═════ Record excerpts

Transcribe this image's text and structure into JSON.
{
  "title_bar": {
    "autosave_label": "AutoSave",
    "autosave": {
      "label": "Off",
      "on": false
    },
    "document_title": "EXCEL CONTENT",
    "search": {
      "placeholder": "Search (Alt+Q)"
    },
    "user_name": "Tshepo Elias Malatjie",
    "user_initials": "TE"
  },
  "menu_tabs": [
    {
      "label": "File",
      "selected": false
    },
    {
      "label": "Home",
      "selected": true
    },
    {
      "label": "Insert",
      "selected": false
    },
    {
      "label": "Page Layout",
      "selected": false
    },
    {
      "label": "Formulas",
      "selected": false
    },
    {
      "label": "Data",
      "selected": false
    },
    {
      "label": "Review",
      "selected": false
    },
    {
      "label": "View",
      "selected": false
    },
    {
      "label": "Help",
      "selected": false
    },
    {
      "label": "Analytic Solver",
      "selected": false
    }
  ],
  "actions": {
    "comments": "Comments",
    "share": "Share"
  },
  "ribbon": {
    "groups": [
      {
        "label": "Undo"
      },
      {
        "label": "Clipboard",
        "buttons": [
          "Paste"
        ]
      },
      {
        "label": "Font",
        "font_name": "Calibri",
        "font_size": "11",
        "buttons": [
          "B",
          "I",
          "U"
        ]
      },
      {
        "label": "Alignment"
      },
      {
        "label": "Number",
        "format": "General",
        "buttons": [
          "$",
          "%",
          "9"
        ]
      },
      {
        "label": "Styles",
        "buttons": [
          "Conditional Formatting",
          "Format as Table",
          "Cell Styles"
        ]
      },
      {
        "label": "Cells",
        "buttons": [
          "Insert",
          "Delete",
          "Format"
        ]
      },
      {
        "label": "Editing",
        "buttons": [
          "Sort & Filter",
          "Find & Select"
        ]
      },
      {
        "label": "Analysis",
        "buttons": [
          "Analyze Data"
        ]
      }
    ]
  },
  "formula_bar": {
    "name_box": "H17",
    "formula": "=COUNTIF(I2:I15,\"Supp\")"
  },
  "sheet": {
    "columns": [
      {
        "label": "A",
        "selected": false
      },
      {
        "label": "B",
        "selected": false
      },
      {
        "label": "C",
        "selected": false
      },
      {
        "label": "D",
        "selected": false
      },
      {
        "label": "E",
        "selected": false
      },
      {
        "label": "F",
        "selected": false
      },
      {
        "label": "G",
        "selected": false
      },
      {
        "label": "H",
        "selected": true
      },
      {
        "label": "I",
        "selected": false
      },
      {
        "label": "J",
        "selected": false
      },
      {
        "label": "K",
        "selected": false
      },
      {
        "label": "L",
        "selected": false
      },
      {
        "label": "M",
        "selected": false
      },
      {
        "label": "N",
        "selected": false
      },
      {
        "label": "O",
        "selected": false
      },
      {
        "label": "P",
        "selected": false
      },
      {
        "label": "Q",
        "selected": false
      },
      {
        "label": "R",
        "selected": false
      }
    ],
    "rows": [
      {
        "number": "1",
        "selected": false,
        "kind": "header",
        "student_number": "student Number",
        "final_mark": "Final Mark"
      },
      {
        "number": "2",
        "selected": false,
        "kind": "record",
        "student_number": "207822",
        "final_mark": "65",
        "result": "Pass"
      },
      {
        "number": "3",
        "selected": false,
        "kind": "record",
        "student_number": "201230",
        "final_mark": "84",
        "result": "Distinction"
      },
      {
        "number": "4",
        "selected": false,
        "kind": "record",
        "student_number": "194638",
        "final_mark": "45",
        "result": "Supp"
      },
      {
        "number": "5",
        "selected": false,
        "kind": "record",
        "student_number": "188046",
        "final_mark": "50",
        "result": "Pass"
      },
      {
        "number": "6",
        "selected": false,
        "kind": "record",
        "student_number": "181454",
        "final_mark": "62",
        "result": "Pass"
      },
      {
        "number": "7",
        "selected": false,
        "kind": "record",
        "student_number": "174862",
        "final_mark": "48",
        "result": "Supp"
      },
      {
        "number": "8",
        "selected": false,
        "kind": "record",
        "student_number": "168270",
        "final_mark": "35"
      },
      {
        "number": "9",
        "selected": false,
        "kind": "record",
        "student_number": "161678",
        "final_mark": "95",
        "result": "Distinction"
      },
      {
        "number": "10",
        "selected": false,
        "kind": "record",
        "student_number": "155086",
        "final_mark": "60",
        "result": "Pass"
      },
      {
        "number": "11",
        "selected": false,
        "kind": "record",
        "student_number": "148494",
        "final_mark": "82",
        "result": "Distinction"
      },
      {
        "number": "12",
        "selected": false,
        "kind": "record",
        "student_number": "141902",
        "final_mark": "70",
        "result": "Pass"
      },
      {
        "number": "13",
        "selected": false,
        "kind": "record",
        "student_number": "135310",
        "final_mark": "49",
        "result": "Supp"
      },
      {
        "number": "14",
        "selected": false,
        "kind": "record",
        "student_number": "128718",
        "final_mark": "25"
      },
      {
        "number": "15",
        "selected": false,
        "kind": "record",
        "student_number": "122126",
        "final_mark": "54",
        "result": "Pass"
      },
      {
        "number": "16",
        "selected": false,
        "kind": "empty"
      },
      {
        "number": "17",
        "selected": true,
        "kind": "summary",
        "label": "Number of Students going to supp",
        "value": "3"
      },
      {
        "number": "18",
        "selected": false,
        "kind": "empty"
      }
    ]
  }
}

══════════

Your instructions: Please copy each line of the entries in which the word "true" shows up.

Written reply:
      "selected": true
        "selected": true
        "selected": true,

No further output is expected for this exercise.